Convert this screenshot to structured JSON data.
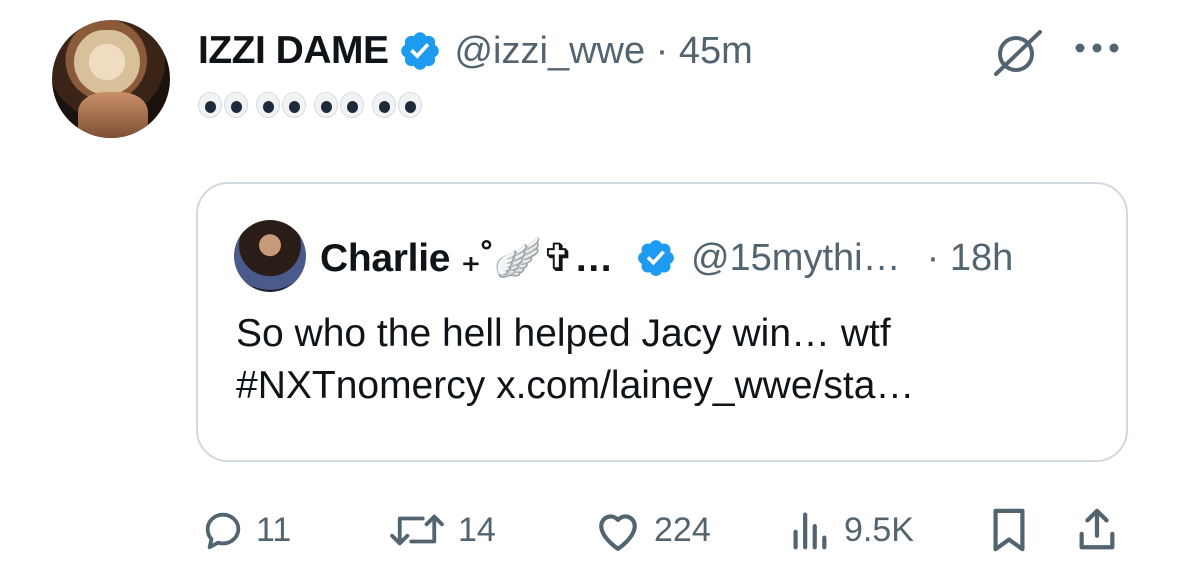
{
  "tweet": {
    "author_name": "IZZI DAME",
    "handle_time": "@izzi_wwe · 45m",
    "body_emojis": "👀👀👀👀",
    "colors": {
      "verified": "#1d9bf0",
      "secondary_text": "#536471",
      "primary_text": "#0f1419"
    },
    "icons": {
      "grok": "grok-icon",
      "more": "more-icon"
    }
  },
  "quote": {
    "author_name": "Charlie ₊˚🪽✞…",
    "handle": "@15mythi…",
    "time": "· 18h",
    "text_line1": "So who the hell helped Jacy win… wtf",
    "text_line2": "#NXTnomercy x.com/lainey_wwe/sta…"
  },
  "actions": {
    "replies": "11",
    "reposts": "14",
    "likes": "224",
    "views": "9.5K",
    "icons": [
      "reply-icon",
      "repost-icon",
      "like-icon",
      "views-icon",
      "bookmark-icon",
      "share-icon"
    ]
  }
}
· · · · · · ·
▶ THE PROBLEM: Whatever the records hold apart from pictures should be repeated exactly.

▶ ANSWER SECTION:
Convert this screenshot to structured JSON data.
{
  "tweet": {
    "author_name": "IZZI DAME",
    "handle_time": "@izzi_wwe · 45m",
    "body_emojis": "👀👀👀👀",
    "colors": {
      "verified": "#1d9bf0",
      "secondary_text": "#536471",
      "primary_text": "#0f1419"
    },
    "icons": {
      "grok": "grok-icon",
      "more": "more-icon"
    }
  },
  "quote": {
    "author_name": "Charlie ₊˚🪽✞…",
    "handle": "@15mythi…",
    "time": "· 18h",
    "text_line1": "So who the hell helped Jacy win… wtf",
    "text_line2": "#NXTnomercy x.com/lainey_wwe/sta…"
  },
  "actions": {
    "replies": "11",
    "reposts": "14",
    "likes": "224",
    "views": "9.5K",
    "icons": [
      "reply-icon",
      "repost-icon",
      "like-icon",
      "views-icon",
      "bookmark-icon",
      "share-icon"
    ]
  }
}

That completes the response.